In particular Android, as the most popular mobile OS, has become a prime target. We spoke to Huan Ren, chief architect at Android security and performance specialist 360 Security to get his view of the mobile security landscape.
A secret UK court has ruled that the UK's intelligence agency GCHQ acted unlawfully by intercepting information gathered by the NSA. Investigatory Powers Tribunal said that because the rules surrounding the UK’s access to the NSA's PRISM and UPSTREAM program data were secret, data sharing between the US and UK was illegal. A case has been brought against GCHQ by Privacy International, Bytes for All, Liberty, and Amnesty International.
But while the IPT said that accessing this information breached human rights laws this is no longer the case. Why? The illegality of sharing data collected through these surveillance programs centered on the very fact that they were secret. In blowing the whistle about what the NSA was doing, Edward Snowden unwittingly made this data sharing legal. Whoops.
The Internet has changed the way that you do business. No matter what industry you are in, you value what your cyber network does for you in terms of connecting with clients and staying efficient.
But, with advances in cyber technologies come more cybercriminals. No matter how sophisticated cyber security technologies and firewalls get, it seems that there is still a more sophisticated hacker capable of breaching your systems and stealing sensitive data. Believe it or not, three-quarters of businesses surveyed have reported that they have experienced a security breach in the last 12 months. As you can see, you are more vulnerable than you might think, and here’s how:
It's another year and time for a new set of companies to be compromised. In 2014 we witnessed high-profile attacks on victims such as Home Depot and Target, but 2015 is shaping up to be no better, given the recent news regarding Anthem, a major health care provider in the US. The potential implications of this one are still mostly unknown.
However, reports are surfacing that perhaps millions of users have been compromised. Data such as names and social security numbers have been lost. The company isn't yet citing numbers, but does admit that all of its branches were affected. According to security researcher Brian Krebs that could mean a catastrophe.
Yesterday, I told you that Android users may be affected by malware even if they only use Google Play to get apps. Three popular, adware-riddled, titles made it past Google's security checks, remaining undetected for months -- in fact, they may still be affecting users as we speak. And if you believe that iOS is safe, you might want to reconsider. New malware has been found, affecting iOS users even if they haven't jailbroken their device. Is there nothing that's safe anymore?
Security firm Trend Micro has uncovered the malware as part of an investigation into Operation Pawn Storm, a cyber-espionage operation with economic and political targets. It is designed to steal personal information, like contact lists, geo-location data, photos, text messages and more. The malware affects both iOS 7 and iOS 8, which are found on 97 percent of Apple's mobile devices.
In terms of market share, Internet Explorer remains the top web browser thanks to being the default on Windows and average users not knowing any better. Those with a lean towards technology frequently use alternatives like Chrome and Firefox.
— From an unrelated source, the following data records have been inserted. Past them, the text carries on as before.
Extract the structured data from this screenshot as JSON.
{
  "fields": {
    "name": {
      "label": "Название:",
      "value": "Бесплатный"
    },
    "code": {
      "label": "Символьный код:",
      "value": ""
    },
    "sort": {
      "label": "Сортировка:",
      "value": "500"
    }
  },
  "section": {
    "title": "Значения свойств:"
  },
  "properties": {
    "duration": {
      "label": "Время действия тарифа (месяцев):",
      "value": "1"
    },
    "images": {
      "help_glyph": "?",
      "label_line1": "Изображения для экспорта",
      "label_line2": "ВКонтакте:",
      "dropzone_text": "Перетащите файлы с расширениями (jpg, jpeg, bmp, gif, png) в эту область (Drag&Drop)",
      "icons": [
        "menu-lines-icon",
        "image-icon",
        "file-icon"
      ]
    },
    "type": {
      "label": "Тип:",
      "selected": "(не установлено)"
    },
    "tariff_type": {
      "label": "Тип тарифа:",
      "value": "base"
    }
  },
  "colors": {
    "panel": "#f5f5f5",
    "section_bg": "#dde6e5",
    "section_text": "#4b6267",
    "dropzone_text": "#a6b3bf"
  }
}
This was a major problem in the days of IE 6, but Microsoft has improved its offering with each iteration.
But no software is perfect and security holes are found on a regular basis. This time it seems Microsoft's browser has a major one. The flaw that has been discovered can be used to exploit users via phishing attacks and malicious code insertion.
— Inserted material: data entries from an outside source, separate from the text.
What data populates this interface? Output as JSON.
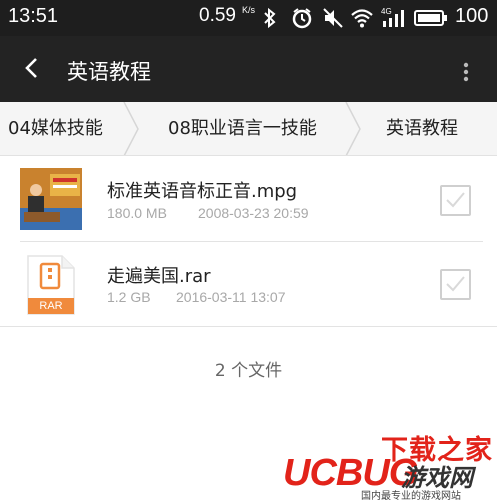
{
  "status_bar": {
    "time": "13:51",
    "net_speed": "0.59",
    "net_speed_unit": "K/s",
    "battery": "100",
    "icons": [
      "bluetooth-icon",
      "alarm-icon",
      "mute-icon",
      "wifi-icon",
      "signal-4g-icon",
      "battery-icon"
    ]
  },
  "app_bar": {
    "title": "英语教程"
  },
  "breadcrumb": {
    "items": [
      "04媒体技能",
      "08职业语言一技能",
      "英语教程"
    ]
  },
  "files": [
    {
      "name": "标准英语音标正音.mpg",
      "size": "180.0 MB",
      "date": "2008-03-23 20:59",
      "icon": "video-thumbnail-icon"
    },
    {
      "name": "走遍美国.rar",
      "size": "1.2 GB",
      "date": "2016-03-11 13:07",
      "icon": "rar-archive-icon",
      "badge": "RAR"
    }
  ],
  "footer": {
    "file_count": "2 个文件"
  },
  "watermark": {
    "top": "下载之家",
    "brand": "UCBUG",
    "brand_sub": "游戏网",
    "bottom": "国内最专业的游戏网站"
  },
  "colors": {
    "status_bar": "#1e1e1e",
    "app_bar": "#232323",
    "breadcrumb_bg": "#f5f5f5",
    "rar_orange": "#f08a3c",
    "watermark_red": "#e2231a"
  }
}
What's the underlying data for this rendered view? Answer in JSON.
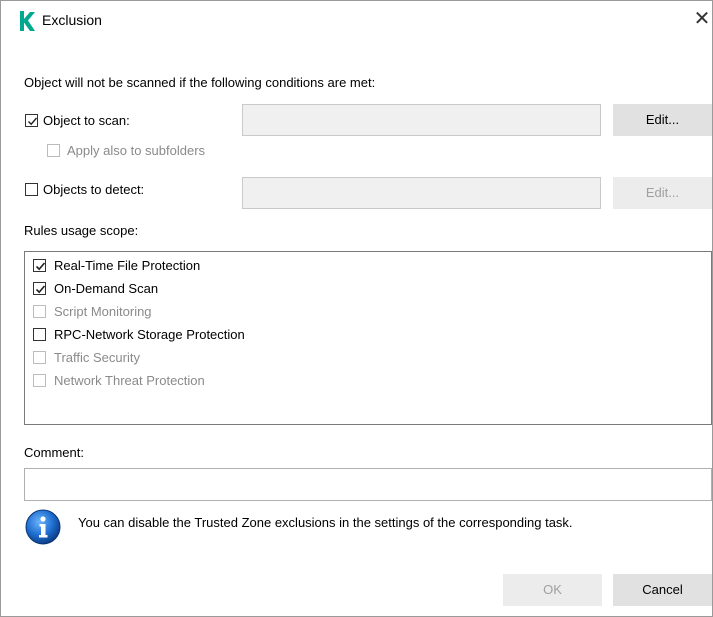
{
  "window": {
    "title": "Exclusion",
    "close_glyph": "✕",
    "accent": "#00a88e"
  },
  "intro": "Object will not be scanned if the following conditions are met:",
  "object_to_scan": {
    "label": "Object to scan:",
    "checked": true,
    "value": "",
    "edit_label": "Edit...",
    "subfolders_label": "Apply also to subfolders",
    "subfolders_checked": false
  },
  "objects_to_detect": {
    "label": "Objects to detect:",
    "checked": false,
    "value": "",
    "edit_label": "Edit..."
  },
  "scope": {
    "label": "Rules usage scope:",
    "items": [
      {
        "label": "Real-Time File Protection",
        "checked": true,
        "enabled": true
      },
      {
        "label": "On-Demand Scan",
        "checked": true,
        "enabled": true
      },
      {
        "label": "Script Monitoring",
        "checked": false,
        "enabled": false
      },
      {
        "label": "RPC-Network Storage Protection",
        "checked": false,
        "enabled": true
      },
      {
        "label": "Traffic Security",
        "checked": false,
        "enabled": false
      },
      {
        "label": "Network Threat Protection",
        "checked": false,
        "enabled": false
      }
    ]
  },
  "comment": {
    "label": "Comment:",
    "value": ""
  },
  "info_text": "You can disable the Trusted Zone exclusions in the settings of the corresponding task.",
  "buttons": {
    "ok": "OK",
    "cancel": "Cancel"
  }
}
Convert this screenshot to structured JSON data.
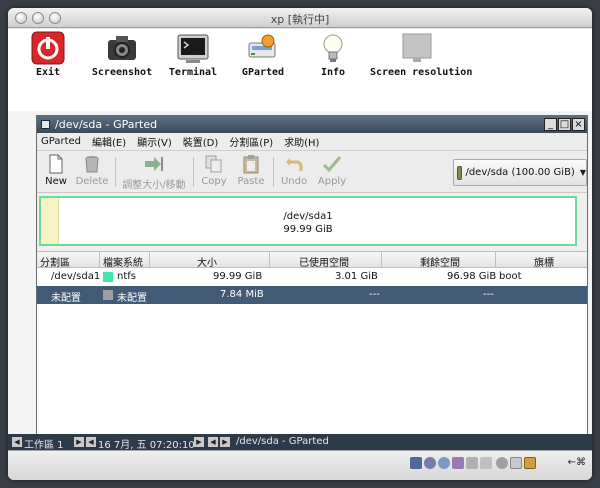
{
  "window": {
    "title": "xp [執行中]"
  },
  "launchers": [
    {
      "label": "Exit",
      "icon": "power-icon"
    },
    {
      "label": "Screenshot",
      "icon": "camera-icon"
    },
    {
      "label": "Terminal",
      "icon": "terminal-icon"
    },
    {
      "label": "GParted",
      "icon": "gparted-icon"
    },
    {
      "label": "Info",
      "icon": "lightbulb-icon"
    },
    {
      "label": "Screen resolution",
      "icon": "monitor-icon"
    }
  ],
  "gparted": {
    "title": "/dev/sda - GParted",
    "menu": [
      "GParted",
      "編輯(E)",
      "顯示(V)",
      "裝置(D)",
      "分割區(P)",
      "求助(H)"
    ],
    "toolbar": {
      "new": "New",
      "delete": "Delete",
      "resize": "調整大小/移動",
      "copy": "Copy",
      "paste": "Paste",
      "undo": "Undo",
      "apply": "Apply"
    },
    "device": "/dev/sda  (100.00 GiB)",
    "diskmap": {
      "name": "/dev/sda1",
      "size": "99.99 GiB"
    },
    "columns": [
      "分割區",
      "檔案系統",
      "大小",
      "已使用空間",
      "剩餘空間",
      "旗標"
    ],
    "rows": [
      {
        "partition": "/dev/sda1",
        "fs": "ntfs",
        "size": "99.99 GiB",
        "used": "3.01 GiB",
        "unused": "96.98 GiB",
        "flags": "boot",
        "color": "#42e5ac"
      },
      {
        "partition": "未配置",
        "fs": "未配置",
        "size": "7.84 MiB",
        "used": "---",
        "unused": "---",
        "flags": "",
        "color": "#a0a0a0"
      }
    ]
  },
  "taskbar": {
    "workspace": "工作區 1",
    "clock": "16 7月, 五 07:20:10",
    "task": "/dev/sda - GParted"
  },
  "statusbar": {
    "hostkey": "←⌘"
  }
}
The study is based on data from 15,000 mobile media users in 15 countries across five continents. It explores the key areas of trust, privacy, transparency and security to identify their impact on mobile consumers, from purchasing a new device to downloading apps or paying for goods and services.